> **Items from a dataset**

+ + + + + + +

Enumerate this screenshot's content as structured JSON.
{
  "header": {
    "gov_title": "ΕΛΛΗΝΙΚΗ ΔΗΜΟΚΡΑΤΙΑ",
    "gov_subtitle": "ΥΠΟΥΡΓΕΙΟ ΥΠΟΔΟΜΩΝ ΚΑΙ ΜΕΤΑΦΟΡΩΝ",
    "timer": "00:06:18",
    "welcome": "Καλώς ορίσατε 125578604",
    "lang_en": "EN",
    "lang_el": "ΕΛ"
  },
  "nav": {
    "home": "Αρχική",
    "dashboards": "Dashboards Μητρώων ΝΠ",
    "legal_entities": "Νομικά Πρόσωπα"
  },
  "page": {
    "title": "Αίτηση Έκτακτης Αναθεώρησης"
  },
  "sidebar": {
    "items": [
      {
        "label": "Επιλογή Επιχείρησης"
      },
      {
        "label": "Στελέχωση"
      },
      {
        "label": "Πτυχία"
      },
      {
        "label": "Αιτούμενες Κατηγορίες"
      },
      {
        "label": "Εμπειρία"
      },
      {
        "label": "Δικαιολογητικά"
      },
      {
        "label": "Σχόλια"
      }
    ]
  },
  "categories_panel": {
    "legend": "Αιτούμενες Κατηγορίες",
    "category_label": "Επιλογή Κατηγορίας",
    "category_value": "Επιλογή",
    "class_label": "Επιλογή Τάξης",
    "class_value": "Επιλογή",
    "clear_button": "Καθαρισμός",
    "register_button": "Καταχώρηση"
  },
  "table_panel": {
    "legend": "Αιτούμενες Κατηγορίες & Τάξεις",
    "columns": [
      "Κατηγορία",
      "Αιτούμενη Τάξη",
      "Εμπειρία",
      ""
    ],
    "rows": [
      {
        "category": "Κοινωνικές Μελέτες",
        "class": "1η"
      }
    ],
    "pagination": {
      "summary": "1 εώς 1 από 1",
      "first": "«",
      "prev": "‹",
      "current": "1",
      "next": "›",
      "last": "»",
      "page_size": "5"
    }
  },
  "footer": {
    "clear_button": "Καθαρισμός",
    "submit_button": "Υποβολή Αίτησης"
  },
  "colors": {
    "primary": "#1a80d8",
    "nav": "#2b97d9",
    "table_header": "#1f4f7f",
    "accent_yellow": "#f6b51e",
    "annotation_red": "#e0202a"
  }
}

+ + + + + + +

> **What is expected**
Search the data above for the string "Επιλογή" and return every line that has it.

> **Written solution**
        "label": "Επιλογή Επιχείρησης"
    "category_label": "Επιλογή Κατηγορίας",
    "category_value": "Επιλογή",
    "class_label": "Επιλογή Τάξης",
    "class_value": "Επιλογή",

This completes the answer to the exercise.